* [Work request]: From the entries, copy every line that carries the string "name".

==== Data extract ====

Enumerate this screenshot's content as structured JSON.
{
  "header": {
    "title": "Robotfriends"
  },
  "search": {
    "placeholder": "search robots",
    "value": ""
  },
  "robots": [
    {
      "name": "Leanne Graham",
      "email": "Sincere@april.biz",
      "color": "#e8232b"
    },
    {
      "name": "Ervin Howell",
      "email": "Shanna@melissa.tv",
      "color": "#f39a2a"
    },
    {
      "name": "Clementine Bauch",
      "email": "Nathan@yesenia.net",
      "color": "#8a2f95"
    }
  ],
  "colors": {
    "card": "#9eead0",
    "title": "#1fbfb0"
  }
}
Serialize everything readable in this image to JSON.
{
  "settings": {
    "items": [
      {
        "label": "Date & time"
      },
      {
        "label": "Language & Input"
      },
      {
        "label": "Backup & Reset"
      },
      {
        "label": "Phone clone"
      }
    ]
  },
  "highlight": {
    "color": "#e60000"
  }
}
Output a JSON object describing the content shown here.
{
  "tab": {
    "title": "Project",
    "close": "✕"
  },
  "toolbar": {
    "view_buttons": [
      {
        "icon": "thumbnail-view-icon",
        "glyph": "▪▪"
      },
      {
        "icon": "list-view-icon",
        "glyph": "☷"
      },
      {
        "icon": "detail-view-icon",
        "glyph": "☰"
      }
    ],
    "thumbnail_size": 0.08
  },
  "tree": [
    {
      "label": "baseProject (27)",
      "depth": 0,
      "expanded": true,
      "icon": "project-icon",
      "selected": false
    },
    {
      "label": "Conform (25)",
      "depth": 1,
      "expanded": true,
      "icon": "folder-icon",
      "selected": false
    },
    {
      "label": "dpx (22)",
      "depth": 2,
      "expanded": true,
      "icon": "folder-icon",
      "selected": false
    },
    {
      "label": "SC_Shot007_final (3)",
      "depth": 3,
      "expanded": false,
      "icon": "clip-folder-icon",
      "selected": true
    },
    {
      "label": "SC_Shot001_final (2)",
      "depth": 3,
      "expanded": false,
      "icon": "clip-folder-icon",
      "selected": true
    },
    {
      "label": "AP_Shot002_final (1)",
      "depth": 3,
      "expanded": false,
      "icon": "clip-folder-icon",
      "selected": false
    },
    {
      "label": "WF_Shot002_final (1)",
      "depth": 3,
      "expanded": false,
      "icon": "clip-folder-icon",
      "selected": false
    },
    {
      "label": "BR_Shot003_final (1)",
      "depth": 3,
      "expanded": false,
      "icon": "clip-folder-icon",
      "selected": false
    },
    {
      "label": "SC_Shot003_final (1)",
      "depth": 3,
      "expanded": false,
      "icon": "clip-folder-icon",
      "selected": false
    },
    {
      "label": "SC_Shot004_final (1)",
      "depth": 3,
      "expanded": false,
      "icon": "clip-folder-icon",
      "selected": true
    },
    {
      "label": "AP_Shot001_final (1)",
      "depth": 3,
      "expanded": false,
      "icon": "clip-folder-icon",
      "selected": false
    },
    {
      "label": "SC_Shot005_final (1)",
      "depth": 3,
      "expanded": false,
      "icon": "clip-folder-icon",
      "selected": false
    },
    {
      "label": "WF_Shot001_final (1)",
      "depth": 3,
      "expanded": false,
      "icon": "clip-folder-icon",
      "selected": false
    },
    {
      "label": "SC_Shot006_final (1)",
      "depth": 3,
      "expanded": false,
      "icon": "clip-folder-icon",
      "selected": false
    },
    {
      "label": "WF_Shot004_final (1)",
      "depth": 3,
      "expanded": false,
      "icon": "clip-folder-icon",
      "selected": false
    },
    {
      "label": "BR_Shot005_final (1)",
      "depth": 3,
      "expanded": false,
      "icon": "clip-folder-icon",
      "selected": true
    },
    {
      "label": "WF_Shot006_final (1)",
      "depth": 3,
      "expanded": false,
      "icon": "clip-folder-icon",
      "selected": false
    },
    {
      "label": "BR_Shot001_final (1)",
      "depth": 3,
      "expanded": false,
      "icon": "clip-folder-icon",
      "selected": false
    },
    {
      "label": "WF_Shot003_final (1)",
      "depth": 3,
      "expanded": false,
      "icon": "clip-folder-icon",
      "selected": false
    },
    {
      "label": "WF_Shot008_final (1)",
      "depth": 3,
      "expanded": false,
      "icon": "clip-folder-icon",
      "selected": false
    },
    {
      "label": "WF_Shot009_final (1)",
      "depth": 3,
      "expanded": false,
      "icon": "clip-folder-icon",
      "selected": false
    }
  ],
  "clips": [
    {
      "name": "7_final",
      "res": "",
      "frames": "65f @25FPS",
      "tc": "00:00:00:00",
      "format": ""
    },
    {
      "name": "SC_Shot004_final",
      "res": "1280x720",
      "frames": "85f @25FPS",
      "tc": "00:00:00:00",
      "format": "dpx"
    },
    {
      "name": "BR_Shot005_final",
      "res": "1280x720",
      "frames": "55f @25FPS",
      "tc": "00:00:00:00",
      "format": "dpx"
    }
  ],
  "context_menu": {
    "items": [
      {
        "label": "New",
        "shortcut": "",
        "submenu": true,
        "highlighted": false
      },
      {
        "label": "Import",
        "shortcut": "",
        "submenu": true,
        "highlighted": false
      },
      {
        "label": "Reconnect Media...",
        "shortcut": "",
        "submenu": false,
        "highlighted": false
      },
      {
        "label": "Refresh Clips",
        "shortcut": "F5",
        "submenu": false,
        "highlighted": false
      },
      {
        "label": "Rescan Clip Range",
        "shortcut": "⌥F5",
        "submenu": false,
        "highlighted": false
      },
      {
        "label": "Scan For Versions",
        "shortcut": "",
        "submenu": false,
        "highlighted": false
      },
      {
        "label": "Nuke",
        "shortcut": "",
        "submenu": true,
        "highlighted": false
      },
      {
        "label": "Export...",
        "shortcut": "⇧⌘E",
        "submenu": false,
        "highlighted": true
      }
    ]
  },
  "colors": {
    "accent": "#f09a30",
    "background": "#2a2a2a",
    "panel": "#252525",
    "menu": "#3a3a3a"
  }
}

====

* [Reply to the task]:
      "name": "Leanne Graham",
      "name": "Ervin Howell",
      "name": "Clementine Bauch",
      "name": "7_final",
      "name": "SC_Shot004_final",
      "name": "BR_Shot005_final",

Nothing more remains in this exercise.